If a 50 year old person had an indefinite lifespan ahead, he or she might dump the job their tiring of and follow their kids to college. "The spouse is working, so why not? Once I get my new job I'll help her get through school too."

Phil said the other day that interminable retirement would be as boring as interminable work. He's right. I think we will see new norms develop where people work a job for maybe twenty years and then take some time off during which they relax and then retrain. Others who are happy with their career might take a periodic semi-sabbatical during which they work part-time in an unrelated field.

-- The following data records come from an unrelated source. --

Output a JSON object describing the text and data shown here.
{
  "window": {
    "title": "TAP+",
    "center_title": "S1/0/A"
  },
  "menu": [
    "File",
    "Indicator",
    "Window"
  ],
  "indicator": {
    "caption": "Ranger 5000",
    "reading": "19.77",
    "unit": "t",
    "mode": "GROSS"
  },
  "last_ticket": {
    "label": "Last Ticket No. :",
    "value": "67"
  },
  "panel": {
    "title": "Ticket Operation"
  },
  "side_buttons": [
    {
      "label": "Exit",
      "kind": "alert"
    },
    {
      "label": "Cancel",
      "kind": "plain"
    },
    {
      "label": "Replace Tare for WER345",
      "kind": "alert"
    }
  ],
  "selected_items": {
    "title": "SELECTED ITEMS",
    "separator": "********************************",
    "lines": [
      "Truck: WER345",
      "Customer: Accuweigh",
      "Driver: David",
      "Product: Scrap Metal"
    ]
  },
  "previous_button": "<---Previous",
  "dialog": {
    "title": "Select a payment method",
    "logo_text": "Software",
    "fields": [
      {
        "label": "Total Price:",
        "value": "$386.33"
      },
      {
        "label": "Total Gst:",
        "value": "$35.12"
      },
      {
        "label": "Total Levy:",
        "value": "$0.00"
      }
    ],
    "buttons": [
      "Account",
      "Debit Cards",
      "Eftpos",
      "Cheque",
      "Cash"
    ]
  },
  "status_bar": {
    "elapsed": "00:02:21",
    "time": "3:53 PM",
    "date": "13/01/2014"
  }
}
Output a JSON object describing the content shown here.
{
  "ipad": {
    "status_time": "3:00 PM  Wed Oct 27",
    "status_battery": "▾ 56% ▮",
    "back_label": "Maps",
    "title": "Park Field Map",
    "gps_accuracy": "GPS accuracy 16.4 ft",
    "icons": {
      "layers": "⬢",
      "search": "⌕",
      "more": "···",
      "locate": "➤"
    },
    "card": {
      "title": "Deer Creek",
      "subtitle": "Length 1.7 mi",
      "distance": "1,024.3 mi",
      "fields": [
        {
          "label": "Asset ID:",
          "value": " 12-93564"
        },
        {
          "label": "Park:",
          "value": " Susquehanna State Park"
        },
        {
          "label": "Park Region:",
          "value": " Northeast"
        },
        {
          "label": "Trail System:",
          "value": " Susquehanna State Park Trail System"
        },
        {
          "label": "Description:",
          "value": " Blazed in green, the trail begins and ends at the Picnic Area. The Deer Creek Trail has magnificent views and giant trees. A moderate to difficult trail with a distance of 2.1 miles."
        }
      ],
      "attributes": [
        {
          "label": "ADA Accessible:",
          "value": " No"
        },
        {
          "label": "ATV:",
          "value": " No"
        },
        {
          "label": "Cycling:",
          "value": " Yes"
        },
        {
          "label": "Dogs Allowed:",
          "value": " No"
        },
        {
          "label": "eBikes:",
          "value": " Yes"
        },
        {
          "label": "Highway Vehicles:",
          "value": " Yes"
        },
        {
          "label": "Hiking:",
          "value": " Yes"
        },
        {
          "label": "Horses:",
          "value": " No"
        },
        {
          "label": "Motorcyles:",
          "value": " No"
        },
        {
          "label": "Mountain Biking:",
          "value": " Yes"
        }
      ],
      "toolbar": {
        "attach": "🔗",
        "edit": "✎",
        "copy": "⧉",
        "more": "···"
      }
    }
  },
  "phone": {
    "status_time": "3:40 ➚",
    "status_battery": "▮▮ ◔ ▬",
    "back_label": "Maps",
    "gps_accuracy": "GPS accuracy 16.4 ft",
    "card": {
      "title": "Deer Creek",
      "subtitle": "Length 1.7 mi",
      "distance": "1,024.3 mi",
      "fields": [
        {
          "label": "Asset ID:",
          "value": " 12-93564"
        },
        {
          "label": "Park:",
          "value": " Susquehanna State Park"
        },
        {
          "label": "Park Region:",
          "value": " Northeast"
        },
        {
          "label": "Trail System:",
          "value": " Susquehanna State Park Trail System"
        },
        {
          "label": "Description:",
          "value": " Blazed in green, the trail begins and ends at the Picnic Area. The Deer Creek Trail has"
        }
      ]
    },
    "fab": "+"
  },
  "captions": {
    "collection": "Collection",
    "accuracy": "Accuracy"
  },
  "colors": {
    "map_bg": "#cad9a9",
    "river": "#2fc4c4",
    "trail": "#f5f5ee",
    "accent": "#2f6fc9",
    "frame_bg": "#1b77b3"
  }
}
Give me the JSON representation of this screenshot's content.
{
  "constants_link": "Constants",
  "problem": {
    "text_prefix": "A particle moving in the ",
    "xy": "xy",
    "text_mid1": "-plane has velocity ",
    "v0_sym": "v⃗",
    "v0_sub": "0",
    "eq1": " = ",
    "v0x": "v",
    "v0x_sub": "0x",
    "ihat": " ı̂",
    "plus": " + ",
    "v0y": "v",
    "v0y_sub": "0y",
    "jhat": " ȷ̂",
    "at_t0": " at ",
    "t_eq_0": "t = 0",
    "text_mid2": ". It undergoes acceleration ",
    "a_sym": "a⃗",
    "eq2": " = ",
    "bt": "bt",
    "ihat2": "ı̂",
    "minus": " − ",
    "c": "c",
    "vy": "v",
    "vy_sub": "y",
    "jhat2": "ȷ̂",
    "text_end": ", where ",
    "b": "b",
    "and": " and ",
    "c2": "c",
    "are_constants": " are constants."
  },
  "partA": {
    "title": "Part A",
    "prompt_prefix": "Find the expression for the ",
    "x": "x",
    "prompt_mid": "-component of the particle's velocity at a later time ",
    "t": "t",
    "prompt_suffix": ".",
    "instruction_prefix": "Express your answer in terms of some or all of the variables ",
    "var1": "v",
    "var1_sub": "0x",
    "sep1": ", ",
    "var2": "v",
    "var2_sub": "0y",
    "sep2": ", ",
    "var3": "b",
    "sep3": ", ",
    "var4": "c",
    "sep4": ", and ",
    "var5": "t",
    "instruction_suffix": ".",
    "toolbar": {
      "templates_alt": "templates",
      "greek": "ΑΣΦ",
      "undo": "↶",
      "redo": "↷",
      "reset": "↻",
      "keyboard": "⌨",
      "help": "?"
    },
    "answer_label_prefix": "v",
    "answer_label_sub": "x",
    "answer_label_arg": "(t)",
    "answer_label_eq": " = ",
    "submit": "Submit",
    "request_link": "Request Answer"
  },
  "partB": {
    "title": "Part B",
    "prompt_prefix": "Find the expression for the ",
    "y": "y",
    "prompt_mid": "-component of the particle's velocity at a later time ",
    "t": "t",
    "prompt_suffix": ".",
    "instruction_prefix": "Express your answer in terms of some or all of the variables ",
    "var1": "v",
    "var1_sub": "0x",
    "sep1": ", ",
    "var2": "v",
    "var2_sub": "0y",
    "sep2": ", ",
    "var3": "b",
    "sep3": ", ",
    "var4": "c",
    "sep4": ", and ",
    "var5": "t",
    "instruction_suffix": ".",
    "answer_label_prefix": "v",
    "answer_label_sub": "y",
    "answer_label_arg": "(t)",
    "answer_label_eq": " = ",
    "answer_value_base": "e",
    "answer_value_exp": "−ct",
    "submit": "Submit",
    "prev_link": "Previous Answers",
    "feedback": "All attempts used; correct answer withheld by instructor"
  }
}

As people live longer and more productively, more will find that they have enough retirement moeny set aside so that they don't have to work (they could live, in essence, off interest forever). I think these people will still find that they want to do something constructive with their time - something that they enjoy.

We've all heard the adage to "follow your bliss" when seeking employment. The problem is that being a ski-bum doesn't cover junior's diapers and college fund.

Many of us, perhaps most of us, have foregone some of the "bliss" in order to tend to other responsibilities - usually a family. After that is done, time is short. Health and strength may be fading too. But what would keep me from teaching ski school or something (at least for awhile) after the kids are grown and my body is like a 30-year-olds?

It will be interesting to see these new social norms develop.

Posted by: Stephen Gordon at April 11, 2004 01:13 PM

5898 You can buy viagra from this site :http://www.ed.greatnow.com

Posted by: Viagra at August 7, 2004 09:26 PM

1204 Keep it up! Try Viagra once and youll see. http://viagra.levitra-i.com

Posted by: buy viagra at August 14, 2004 12:43 PM

1274 Get your online poker fix at http://www.onlinepoker-dot.com

Posted by: poker at August 15, 2004 05:09 PM
Post a comment

Remember personal info?